Some students feel overwhelmed with the workload and responsibilities that come with a university degree, and are reluctant to take on additional challenges. But not you. You’re an adventurer who has traveled all the way to an American university in Rome in order to get the absolute most out of your college learning experience.
In fact, it’s quite likely that you seek out extra work and deeper knowledge about the courses you’re taking. You crave challenges to hold your interest and when the professor introduces a new concept, you’re probably among the first to jump in with a question. Some might label you an overachiever, but they are wrong—you’re simply a passionate student who loves to learn.
Not to worry – John Cabot University has just the kind of challenge you’re looking for. Whether you choose to study politics in Italy, or pursue art history courses in Rome, JCU welcomes you to explore the advantages of our honors program.
Some students lack inspiration and motivation because their classes simply are not challenging enough. That’s where honors courses come in. These advanced classes offer students opportunities to explore their favorite subjects at a deeper, more sophisticated level. In honors courses, students get to attend fascinating seminars and explore additional material, all while developing leadership skills and reaping the benefits of independent learning.
As an honors student, you’ll be expected to maintain a certain level of independence as you pursue your more advanced coursework. You will be completing special research assignments and creative projects, and your professors won’t be hounding you down to make sure the work is being done. So, you’ll have to set your own work goals and stay on track. As a result you’ll develop certain enviable traits—like independence, responsibility, and self-discipline— that will continue to yield rewards long after graduation.

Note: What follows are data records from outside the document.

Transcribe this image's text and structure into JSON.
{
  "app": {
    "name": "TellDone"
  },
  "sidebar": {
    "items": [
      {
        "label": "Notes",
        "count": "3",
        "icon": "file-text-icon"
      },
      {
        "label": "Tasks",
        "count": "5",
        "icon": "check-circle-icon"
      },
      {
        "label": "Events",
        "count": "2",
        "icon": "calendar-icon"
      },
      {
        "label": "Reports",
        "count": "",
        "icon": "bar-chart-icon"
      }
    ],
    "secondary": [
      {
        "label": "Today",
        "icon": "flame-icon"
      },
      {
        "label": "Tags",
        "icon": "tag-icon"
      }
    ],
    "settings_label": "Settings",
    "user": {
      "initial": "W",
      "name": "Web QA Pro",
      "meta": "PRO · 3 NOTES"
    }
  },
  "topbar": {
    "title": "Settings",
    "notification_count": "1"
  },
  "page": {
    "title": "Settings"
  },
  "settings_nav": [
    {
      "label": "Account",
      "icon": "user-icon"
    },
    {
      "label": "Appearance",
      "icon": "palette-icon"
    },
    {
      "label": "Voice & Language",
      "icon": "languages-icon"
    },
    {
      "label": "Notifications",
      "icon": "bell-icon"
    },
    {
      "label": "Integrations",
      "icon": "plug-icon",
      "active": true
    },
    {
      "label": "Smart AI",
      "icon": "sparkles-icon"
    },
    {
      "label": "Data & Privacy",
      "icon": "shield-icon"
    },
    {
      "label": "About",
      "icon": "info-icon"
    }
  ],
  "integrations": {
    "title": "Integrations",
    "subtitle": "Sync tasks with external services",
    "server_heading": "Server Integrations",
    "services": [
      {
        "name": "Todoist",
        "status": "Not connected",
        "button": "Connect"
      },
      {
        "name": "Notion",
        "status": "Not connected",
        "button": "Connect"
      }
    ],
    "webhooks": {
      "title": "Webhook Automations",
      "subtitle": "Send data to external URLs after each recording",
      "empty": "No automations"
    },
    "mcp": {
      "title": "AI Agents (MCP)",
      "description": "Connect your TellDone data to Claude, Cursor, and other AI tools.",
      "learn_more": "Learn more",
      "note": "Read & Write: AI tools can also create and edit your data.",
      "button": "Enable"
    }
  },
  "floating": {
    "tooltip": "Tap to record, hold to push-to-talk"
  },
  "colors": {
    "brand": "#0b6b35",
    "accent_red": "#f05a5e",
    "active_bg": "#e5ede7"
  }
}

Let’s say you’ve decided to study history in Italy (a great choice, since you’ll be able to see important landmarks in person) and you want to focus in on a particular period. Typically, undergraduates explore an overview of historical periods, with limited options for delving deeper unless they specialize in graduate school. Honors history courses, however, provide plenty of opportunities to zero-in on what you’re truly passionate about. And this extra layer of learning is very useful for preparing students for an advanced degree.
In the small, specialized honors classroom, you’ll have the opportunity to build close and lasting connections with your peers and mentors. Reaching out to new people is an important part of the university experience, but at many schools, large lecture halls make meeting new friends an intimidating proposition. John Cabot University’s small classes do much to enable student dialogue and friendship but honors students have it even easier. Grouped together by subject with similarly-motivated peers, honors students have no problem finding common ground. And who knows? The networks you forge during your undergraduate degree abroad could have lasting benefits as you set forth down an exciting professional path.
What else do you think students have to gain by pursuing honors courses?